But in the months after meeting Gina Perry I was plagued by a nagging doubt. Could it be that I was just a little too keen to kick the shock machine to the kerb?
The result of all this, besides being a little wearying, is that the book strikes a curious balance between profundity and informality, with Bregman torn between the roles of philosopher and life coach. This uncertainty is reflected in the way that the book veers between different audiences. Although the first half seems aimed at the general educated reader, the second takes a tour through the ‘smart thinking’ section of the bookshop, with chapters for businesspeople, teachers, and politicians. The end of the book is strangest of all, where Bregman offers ten rules to live by, including such stunners as ‘don’t be ashamed to do good’ and ‘be realistic’.

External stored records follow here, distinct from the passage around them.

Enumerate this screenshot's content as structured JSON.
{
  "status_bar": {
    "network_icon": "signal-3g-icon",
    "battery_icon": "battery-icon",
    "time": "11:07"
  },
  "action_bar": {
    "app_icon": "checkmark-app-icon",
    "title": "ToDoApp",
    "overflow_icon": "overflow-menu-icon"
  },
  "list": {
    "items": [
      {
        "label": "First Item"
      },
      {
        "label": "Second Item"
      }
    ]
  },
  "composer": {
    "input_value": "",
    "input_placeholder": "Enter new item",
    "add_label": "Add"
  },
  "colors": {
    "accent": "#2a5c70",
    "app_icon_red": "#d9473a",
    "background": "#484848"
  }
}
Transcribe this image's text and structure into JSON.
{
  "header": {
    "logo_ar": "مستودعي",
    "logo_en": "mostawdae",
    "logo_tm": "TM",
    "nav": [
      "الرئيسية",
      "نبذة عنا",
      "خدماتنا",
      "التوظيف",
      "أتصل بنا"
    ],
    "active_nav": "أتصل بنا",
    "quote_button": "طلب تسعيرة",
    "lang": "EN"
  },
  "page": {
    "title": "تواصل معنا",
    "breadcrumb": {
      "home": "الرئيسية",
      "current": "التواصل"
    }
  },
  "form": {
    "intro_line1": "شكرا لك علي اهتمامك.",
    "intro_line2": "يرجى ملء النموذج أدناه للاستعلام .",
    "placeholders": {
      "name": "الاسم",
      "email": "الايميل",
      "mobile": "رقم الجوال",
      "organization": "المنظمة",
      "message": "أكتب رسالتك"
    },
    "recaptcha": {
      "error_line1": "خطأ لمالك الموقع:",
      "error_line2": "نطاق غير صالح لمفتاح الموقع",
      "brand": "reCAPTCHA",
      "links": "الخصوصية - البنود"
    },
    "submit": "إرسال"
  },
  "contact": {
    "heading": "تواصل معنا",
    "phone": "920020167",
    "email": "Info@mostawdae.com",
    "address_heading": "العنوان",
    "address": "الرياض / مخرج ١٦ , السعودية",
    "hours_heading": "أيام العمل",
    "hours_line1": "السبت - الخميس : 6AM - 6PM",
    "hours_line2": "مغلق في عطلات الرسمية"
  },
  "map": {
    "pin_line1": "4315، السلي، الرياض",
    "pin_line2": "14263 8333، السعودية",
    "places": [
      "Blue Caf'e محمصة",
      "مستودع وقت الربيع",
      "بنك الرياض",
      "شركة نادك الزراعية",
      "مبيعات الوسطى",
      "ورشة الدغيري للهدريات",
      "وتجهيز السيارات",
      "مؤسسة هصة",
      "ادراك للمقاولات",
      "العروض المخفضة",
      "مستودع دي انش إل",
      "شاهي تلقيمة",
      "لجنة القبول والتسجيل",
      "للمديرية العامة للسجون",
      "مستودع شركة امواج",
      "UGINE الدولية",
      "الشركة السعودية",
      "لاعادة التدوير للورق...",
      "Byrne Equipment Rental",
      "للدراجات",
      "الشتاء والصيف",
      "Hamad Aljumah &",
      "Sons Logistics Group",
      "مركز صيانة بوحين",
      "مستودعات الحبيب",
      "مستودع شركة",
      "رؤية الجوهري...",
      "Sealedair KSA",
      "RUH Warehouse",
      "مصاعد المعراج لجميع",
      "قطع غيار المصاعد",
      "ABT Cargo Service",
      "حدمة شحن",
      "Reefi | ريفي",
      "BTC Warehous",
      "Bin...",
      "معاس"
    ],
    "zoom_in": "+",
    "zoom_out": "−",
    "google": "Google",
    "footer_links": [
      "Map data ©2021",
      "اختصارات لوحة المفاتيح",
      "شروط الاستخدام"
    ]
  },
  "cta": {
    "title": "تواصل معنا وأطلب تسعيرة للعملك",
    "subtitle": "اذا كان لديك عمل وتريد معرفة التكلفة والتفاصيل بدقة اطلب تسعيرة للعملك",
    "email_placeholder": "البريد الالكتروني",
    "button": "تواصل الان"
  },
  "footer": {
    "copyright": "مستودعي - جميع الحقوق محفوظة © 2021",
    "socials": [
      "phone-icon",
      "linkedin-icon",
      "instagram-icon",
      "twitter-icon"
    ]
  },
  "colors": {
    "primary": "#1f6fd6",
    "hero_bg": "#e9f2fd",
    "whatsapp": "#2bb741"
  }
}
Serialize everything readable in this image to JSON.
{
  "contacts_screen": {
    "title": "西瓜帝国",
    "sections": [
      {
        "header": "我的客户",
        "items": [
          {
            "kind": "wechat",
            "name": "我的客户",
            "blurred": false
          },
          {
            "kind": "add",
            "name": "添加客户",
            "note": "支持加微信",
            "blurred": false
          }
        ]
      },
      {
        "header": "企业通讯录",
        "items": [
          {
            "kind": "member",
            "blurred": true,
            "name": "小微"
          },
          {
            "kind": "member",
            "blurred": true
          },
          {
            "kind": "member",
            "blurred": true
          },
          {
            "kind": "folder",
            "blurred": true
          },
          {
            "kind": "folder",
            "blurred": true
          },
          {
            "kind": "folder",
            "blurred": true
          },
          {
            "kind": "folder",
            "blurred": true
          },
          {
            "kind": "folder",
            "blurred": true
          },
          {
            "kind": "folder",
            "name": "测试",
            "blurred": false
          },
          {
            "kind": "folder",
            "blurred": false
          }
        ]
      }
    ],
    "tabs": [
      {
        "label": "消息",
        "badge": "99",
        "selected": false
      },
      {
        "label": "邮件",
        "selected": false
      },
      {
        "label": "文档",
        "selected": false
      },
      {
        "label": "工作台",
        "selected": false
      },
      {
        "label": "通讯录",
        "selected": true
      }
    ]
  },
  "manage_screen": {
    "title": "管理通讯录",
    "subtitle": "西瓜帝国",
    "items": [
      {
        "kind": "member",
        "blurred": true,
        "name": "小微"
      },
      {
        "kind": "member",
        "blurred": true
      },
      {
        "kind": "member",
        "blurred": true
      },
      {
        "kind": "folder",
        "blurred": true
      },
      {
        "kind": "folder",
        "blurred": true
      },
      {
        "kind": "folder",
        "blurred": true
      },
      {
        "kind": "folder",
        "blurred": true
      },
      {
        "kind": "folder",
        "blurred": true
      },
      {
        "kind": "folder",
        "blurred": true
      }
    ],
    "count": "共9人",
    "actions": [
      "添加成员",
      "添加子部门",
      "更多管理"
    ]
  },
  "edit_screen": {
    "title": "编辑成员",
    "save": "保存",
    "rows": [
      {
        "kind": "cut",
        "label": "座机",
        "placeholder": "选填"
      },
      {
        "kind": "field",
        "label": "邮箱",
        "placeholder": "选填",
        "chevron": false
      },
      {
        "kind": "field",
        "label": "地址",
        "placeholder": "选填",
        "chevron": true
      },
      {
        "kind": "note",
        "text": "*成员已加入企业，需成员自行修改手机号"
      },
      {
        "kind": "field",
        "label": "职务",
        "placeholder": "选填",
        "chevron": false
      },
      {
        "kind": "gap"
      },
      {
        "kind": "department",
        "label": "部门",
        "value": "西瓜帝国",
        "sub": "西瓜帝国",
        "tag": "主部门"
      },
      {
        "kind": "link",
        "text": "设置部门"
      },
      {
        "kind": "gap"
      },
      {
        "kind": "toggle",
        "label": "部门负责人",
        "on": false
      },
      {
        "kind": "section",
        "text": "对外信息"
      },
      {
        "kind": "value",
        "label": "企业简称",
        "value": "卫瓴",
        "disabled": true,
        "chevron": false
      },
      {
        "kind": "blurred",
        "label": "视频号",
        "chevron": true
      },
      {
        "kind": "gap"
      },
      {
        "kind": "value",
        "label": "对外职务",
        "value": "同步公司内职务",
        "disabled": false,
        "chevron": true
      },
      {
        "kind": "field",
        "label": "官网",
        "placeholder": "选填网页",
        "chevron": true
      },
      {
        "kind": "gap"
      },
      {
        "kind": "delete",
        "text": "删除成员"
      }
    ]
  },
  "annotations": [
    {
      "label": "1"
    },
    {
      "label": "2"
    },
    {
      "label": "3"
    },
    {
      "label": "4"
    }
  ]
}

In any case, even if Bregman’s thesis is granted, it is questionable what follows from it. He writes with an engaging positivity, even sub-titling the work ‘a hopeful history’, as though the discovery that humans are unmalicious means that our current situation is better than we think. But it is highly questionable whether this follows. Many of the pressing crises facing humanity are not the result of malice, at least primarily, but of negligence, carelessness, lack of self-restraint, and particularly an inability to weight the immediate and most eye-catching effects of our actions against ones which are widely dispersed in space and time and aggregate with the effects of other actions by ourselves and other people. Indeed, one of the many awful things about global warming and worldwide environmental collapse—the defining crises of our time, in case anybody needed reminding—is that well-intentioned people who either mourn the destruction they see around them or at least have no positive desire to contribute to it in fact contribute to it every day. They save money in banks which invest in petrochemical companies, vote for political parties which have little intention of passing or enforcing sufficiently strong environmental legislation, eat foods which are harmful to the planet, contribute to un-accommodatable population growth, buy products from irresponsible companies, and consume fossil fuels by heating their homes, driving, and flying. To be reminded that such people are cooperative, sociable, and nice may perhaps make one a little more sanguine about the possibility that humanity will mitigate some of the effects of the unfolding disaster (and reassurance on this point is surely welcome), but it hardly gets to the heart of things.
So, what would you think of that original, easy, general, correct, evidenced, and consequential idea and that weighty but chattily-written book about it? Hopefully, you would be sceptical. Bregman is not the only writer at the minute who thinks that he can infer from the whole course of human history what humans are really like and draw practical conclusions from this. But it should be remembered just how ambitious this is. It is based, among other things, on high estimates of the objectivity of historical knowledge, the size of the available evidence relative to the scope of the subject, the possibility of aggregating the findings of localised studies, and the possibility of pooling evidence drawn from different areas of research. Its conclusions are also of dubious relevance, since whoever acts in response to them will inevitably be acting in a particular context, where some, or perhaps even all, of the long-term trends identified may not be in evidence and others only weakly so. Humankind has much to recommend it—among other things, many thought-provoking case studies and a laudable and well-intentioned aim—but it is not a view from a mountaintop of the whole terrain of the human past.
Gabriel Roberts  teaches English at a secondary school in London. He is a former editor-in-chief of the Oxonian Review.